Trend No. 2: Market consolidation means fewer choices for business intelligence users.
Independent business intelligence companies may soon be a memory. First, Oracle bought Hyperion in February. Then in early October, SAP made a bid for Business Objects. That leaves Cognos and MicroStrategy as potential takeover targets, with speculation growing that Cognos will be next.
On the one hand, there may be some advantages to having large vendors in the business intelligence arena. Traditionally, business intelligence is not a top-of-mind investment for companies, but rather a sort of afterthought once the major application decisions were made, says John Hagerty, an analyst at AMR Research.
As large vendors integrate business intelligence capabilities, BI will be easier to integrate into that vendor's applications. Furthermore, investment in business intelligence may become more of a core decision, he says.
One the other hand, as independent business intelligence companies are acquired by the giants, many practitioners and experts worry that "the software provider you'd like to use will end up in the hands of a vendor you don't want to do business with," says Hagerty. Moreover, the company that does the acquiring may not fit into your current architecture; competing technical stacks may became an issue, he says.
"What I'm seeing is clients determining which vendor they want to use, then the logical question is, Who's going to buy this company? It's on everyone's mind and that uncertainty causes people not to move or to move to an alternative that they think won't change." So market consolidation could make it easier to get BI, but users may be left with fewer choices.
Trend No. 3: Business intelligence expands from the board room to the front lines.

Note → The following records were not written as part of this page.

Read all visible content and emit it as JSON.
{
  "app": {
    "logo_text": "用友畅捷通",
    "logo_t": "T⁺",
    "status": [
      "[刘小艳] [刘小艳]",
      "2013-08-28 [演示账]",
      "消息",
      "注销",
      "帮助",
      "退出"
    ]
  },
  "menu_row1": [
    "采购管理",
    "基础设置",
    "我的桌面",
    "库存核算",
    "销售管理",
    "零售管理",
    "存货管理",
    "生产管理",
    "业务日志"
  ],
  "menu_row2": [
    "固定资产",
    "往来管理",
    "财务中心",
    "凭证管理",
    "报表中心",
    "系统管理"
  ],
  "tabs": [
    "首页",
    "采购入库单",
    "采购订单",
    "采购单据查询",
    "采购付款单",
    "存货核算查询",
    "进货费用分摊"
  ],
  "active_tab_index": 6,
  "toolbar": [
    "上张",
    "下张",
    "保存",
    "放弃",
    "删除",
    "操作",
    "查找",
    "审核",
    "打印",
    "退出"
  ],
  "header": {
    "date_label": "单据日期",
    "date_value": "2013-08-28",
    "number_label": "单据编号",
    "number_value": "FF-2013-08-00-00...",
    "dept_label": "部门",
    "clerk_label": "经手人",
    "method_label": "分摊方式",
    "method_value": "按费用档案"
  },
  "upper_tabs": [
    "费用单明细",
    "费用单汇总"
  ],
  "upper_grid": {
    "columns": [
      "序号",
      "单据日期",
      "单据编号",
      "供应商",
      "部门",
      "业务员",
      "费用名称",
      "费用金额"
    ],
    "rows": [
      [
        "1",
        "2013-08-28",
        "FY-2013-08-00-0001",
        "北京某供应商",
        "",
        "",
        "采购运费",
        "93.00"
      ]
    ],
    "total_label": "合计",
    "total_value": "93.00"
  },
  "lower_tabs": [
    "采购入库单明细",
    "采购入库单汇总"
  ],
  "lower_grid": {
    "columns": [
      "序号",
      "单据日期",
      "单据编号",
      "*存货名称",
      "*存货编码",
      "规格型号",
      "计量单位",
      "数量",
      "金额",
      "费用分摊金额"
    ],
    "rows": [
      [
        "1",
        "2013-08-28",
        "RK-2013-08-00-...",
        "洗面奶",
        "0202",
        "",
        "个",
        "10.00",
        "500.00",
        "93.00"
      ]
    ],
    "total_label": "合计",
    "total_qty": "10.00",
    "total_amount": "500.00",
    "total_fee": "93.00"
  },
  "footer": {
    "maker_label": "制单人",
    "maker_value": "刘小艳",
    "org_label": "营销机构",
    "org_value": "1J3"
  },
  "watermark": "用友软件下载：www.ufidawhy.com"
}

Increasingly, business intelligence tools will be available at all levels of the corporation. Operational business intelligence - which brings business intelligence to employees on the front lines - is growing especially fast, industry watchers say.
Boris Evelson, an analyst with Forrester research, says operational business intelligence will include offerings that integrate data and process dashboards, and event-driven systems that initiate a business process based on certain data conditions.
For example, integrating business intelligence into operational processes could allow companies to react faster to changing business conditions, for example, alerting a call centre worker to offer a particular promotion or to potential credit card fraud.